Task requirements -
Without the pictures, set down every record below exactly as it reads.
+++ Data for processing +++
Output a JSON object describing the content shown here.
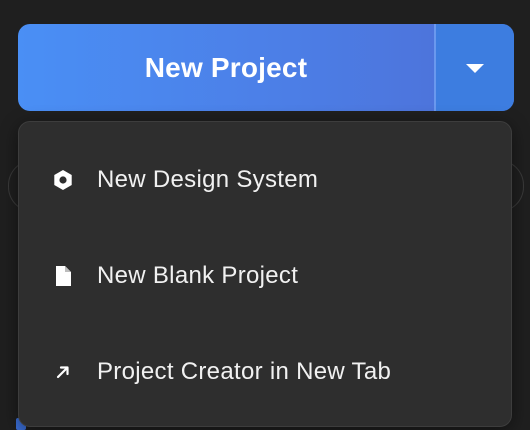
{
  "primary_button": {
    "label": "New Project"
  },
  "dropdown_toggle": {
    "icon": "caret-down-icon"
  },
  "menu": {
    "items": [
      {
        "label": "New Design System",
        "icon": "hexagon-icon"
      },
      {
        "label": "New Blank Project",
        "icon": "file-icon"
      },
      {
        "label": "Project Creator in New Tab",
        "icon": "external-arrow-icon"
      }
    ]
  },
  "colors": {
    "button_gradient_start": "#4a8ff5",
    "button_gradient_end": "#4e6fd6",
    "menu_background": "#2e2e2e",
    "page_background": "#1f1f1f",
    "text": "#f1f1f1"
  }
}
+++
Exercise answer -
Output a JSON object describing the content shown here.
{
  "primary_button": {
    "label": "New Project"
  },
  "dropdown_toggle": {
    "icon": "caret-down-icon"
  },
  "menu": {
    "items": [
      {
        "label": "New Design System",
        "icon": "hexagon-icon"
      },
      {
        "label": "New Blank Project",
        "icon": "file-icon"
      },
      {
        "label": "Project Creator in New Tab",
        "icon": "external-arrow-icon"
      }
    ]
  },
  "colors": {
    "button_gradient_start": "#4a8ff5",
    "button_gradient_end": "#4e6fd6",
    "menu_background": "#2e2e2e",
    "page_background": "#1f1f1f",
    "text": "#f1f1f1"
  }
}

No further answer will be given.